Nov 8, 2015
In this 19th century heavy-weight cotton, the background is again very dark, but this time a dark, dark olive green. The foreground motif of roses climbing a trellis is done in an olive-khaki shade. The roses are rendered in a cherry red.
This Art Nouveau piece looks more like a spring fabric with the pale clematis and lilies of the valley. The dark forest green background provides a contrast to the pale floral foreground. This design would have been a fabric that could have easily been used year round, which became the more popular way to decorate a French home by the dawn of the 20th century.
Posted by french-treasures at 12:20
Mar 18, 2015
During the 18th and 19th centuries, rooms in the grand homes and those of the bourgeoisie were often decorated according to the season. Winter furnishings were in darker colors and sometimes in heavier fabrics. There were often more drapes and portières to hang in doorways and hallways to shut out the cold and the drapes for windows were often lined. Quilts and coverlets were part of the bedroom ensemble. Some quilts had two "faces" - one darker for winter and one lighter for summer. During the spring, the entire decor of a home was changed to lighter, paler and airier fabrics and motifs. For springtime fabrics, pistachio, spring green and pale greens were popular during the 19th and early 20th centuries.
This is a piece of woven silk created for a chair seat, done in bright spring green, mid-19th century. Note the use of symbols - the shell (symbol of the sacred path, but also used as a welcome sign for pilgrims in Medieval times) and the acanthus leaf (symbol of enduring life.)
Reddish-orange poppies and white grasses are the motif in this Art Nouveau fabric with a pale leaf-green background.
This 19th century French printed cotton features scattered flowers and leaves. The pale muted green background is a lovely canvas for the brightly-colored flowers.
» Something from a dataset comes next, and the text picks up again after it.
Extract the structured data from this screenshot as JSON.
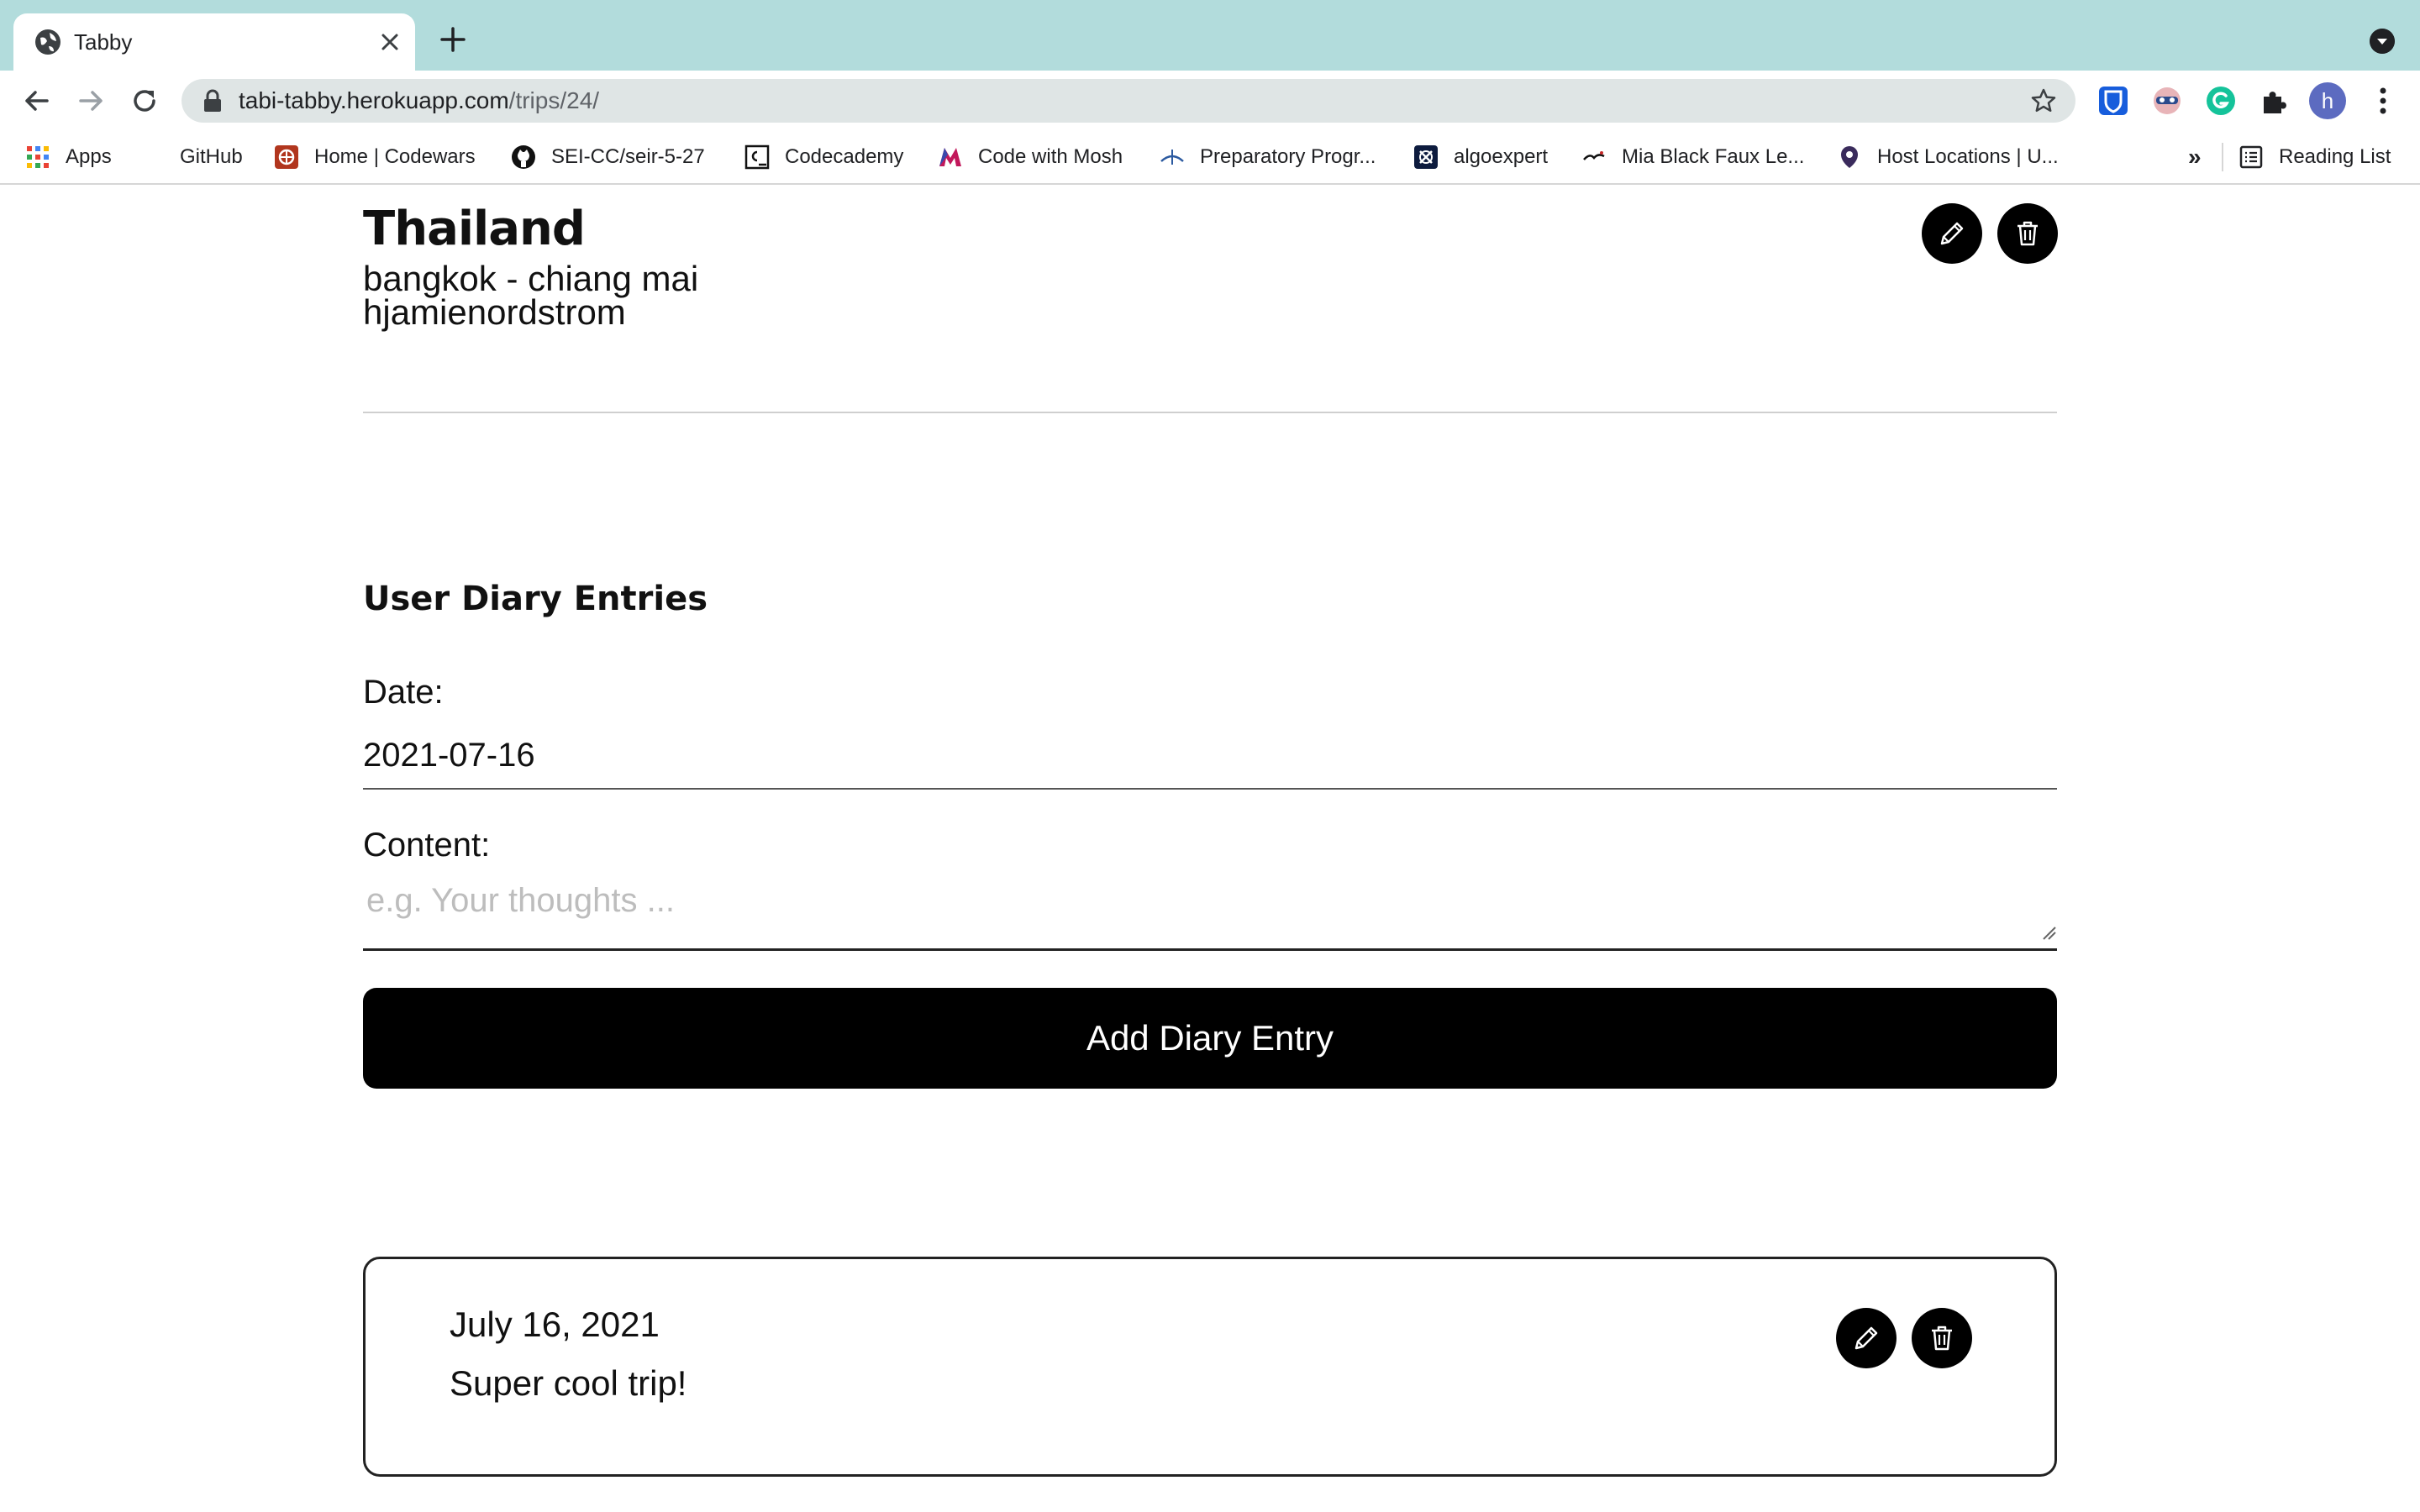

This pretty 1920s fabric, with a pale yellow-green background, was inspired by 18th century patterns.